### ASSIGNED TASK
Each line from the one with "Transcribe this image's" through the final line of the entries below must be printed exactly, and the pictures must not be.

(Stored data entries)
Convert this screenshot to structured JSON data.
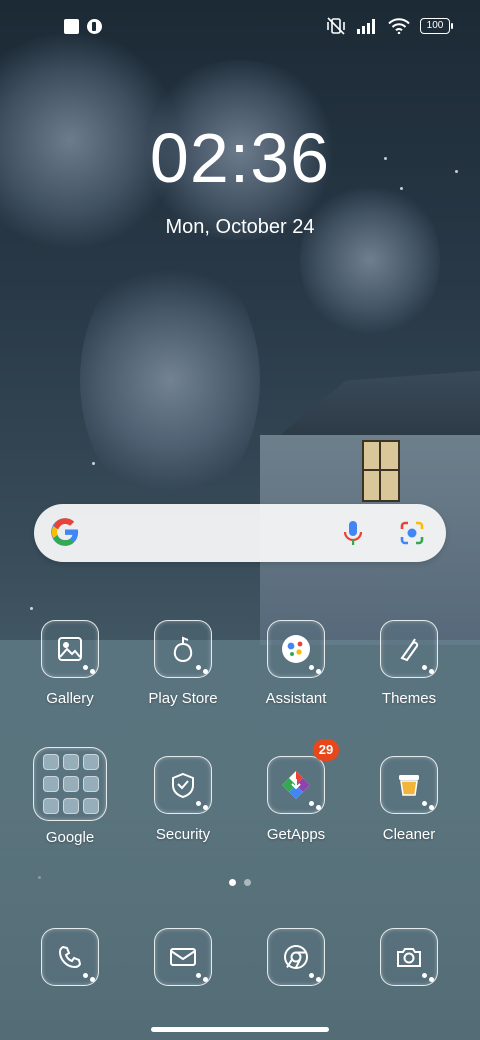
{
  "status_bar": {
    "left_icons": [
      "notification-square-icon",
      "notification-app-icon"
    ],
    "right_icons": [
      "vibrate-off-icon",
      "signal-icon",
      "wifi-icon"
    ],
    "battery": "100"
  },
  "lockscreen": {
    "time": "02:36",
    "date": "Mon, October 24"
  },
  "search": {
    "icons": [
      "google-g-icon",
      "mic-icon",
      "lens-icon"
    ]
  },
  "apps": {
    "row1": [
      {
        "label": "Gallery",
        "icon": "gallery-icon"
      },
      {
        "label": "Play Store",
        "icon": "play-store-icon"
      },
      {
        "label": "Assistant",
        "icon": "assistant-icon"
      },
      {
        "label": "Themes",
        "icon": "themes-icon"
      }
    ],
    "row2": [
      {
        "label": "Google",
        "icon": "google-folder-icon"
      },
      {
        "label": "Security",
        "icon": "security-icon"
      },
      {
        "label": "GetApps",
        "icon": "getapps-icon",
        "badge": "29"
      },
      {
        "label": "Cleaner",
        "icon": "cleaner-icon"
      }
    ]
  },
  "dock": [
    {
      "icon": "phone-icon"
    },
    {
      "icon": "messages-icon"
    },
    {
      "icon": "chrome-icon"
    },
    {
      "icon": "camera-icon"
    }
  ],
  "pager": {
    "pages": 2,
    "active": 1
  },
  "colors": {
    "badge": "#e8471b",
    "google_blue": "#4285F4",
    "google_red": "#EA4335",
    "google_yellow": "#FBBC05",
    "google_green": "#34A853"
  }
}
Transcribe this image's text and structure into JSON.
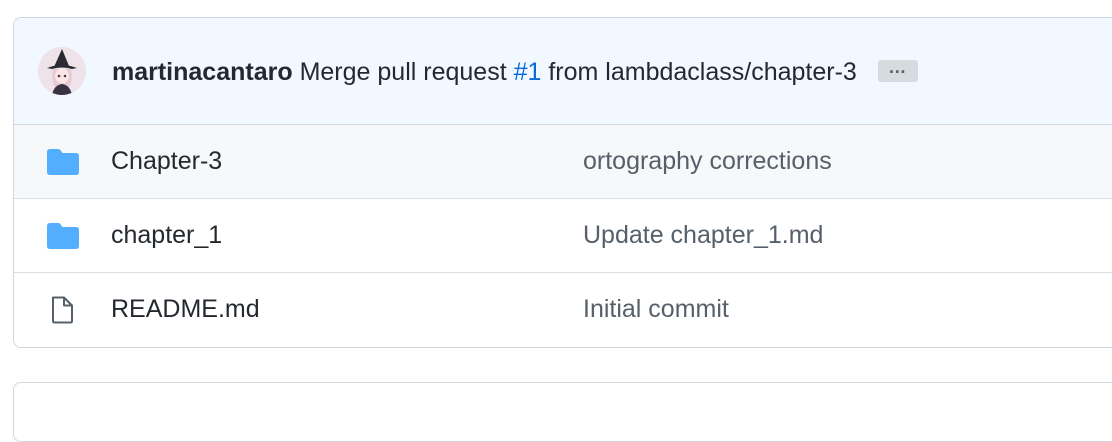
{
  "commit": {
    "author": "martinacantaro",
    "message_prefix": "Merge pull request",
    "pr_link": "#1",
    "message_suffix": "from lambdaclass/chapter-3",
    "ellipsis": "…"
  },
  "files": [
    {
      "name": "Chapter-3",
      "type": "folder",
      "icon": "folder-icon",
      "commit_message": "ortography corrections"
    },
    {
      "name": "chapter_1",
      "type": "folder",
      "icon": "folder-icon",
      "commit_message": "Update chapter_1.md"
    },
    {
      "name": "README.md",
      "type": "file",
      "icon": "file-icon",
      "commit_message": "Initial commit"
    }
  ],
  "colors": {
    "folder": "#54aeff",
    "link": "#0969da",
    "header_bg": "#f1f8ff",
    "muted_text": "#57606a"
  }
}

### OUTPUT FOR THIS TASK
Transcribe this image's text and structure into JSON.
{
  "commit": {
    "author": "martinacantaro",
    "message_prefix": "Merge pull request",
    "pr_link": "#1",
    "message_suffix": "from lambdaclass/chapter-3",
    "ellipsis": "…"
  },
  "files": [
    {
      "name": "Chapter-3",
      "type": "folder",
      "icon": "folder-icon",
      "commit_message": "ortography corrections"
    },
    {
      "name": "chapter_1",
      "type": "folder",
      "icon": "folder-icon",
      "commit_message": "Update chapter_1.md"
    },
    {
      "name": "README.md",
      "type": "file",
      "icon": "file-icon",
      "commit_message": "Initial commit"
    }
  ],
  "colors": {
    "folder": "#54aeff",
    "link": "#0969da",
    "header_bg": "#f1f8ff",
    "muted_text": "#57606a"
  }
}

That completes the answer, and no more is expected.